[Start of Attachment]

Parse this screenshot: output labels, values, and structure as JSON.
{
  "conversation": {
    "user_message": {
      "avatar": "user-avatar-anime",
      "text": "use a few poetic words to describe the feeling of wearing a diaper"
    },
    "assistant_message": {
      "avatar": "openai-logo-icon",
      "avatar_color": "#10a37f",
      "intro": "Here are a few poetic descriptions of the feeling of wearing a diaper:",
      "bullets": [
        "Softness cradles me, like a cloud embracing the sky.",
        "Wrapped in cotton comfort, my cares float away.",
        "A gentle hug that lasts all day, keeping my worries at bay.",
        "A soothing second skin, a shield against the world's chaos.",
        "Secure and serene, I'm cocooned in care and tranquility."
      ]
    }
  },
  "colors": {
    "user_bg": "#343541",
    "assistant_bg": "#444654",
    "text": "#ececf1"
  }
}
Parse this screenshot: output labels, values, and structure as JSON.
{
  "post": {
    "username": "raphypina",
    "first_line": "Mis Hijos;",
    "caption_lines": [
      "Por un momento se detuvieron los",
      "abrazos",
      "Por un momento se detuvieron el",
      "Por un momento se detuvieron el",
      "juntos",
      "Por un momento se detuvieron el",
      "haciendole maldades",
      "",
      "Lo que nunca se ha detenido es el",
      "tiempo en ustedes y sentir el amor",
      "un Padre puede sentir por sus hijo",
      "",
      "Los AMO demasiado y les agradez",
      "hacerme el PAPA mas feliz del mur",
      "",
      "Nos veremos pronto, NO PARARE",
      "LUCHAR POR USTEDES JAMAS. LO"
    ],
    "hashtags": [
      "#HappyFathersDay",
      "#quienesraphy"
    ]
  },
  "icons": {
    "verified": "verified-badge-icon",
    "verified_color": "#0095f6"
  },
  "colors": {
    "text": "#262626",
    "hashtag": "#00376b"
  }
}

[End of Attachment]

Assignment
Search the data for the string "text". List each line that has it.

Result below
      "text": "use a few poetic words to describe the feeling of wearing a diaper"
    "text": "#ececf1"
    "text": "#262626",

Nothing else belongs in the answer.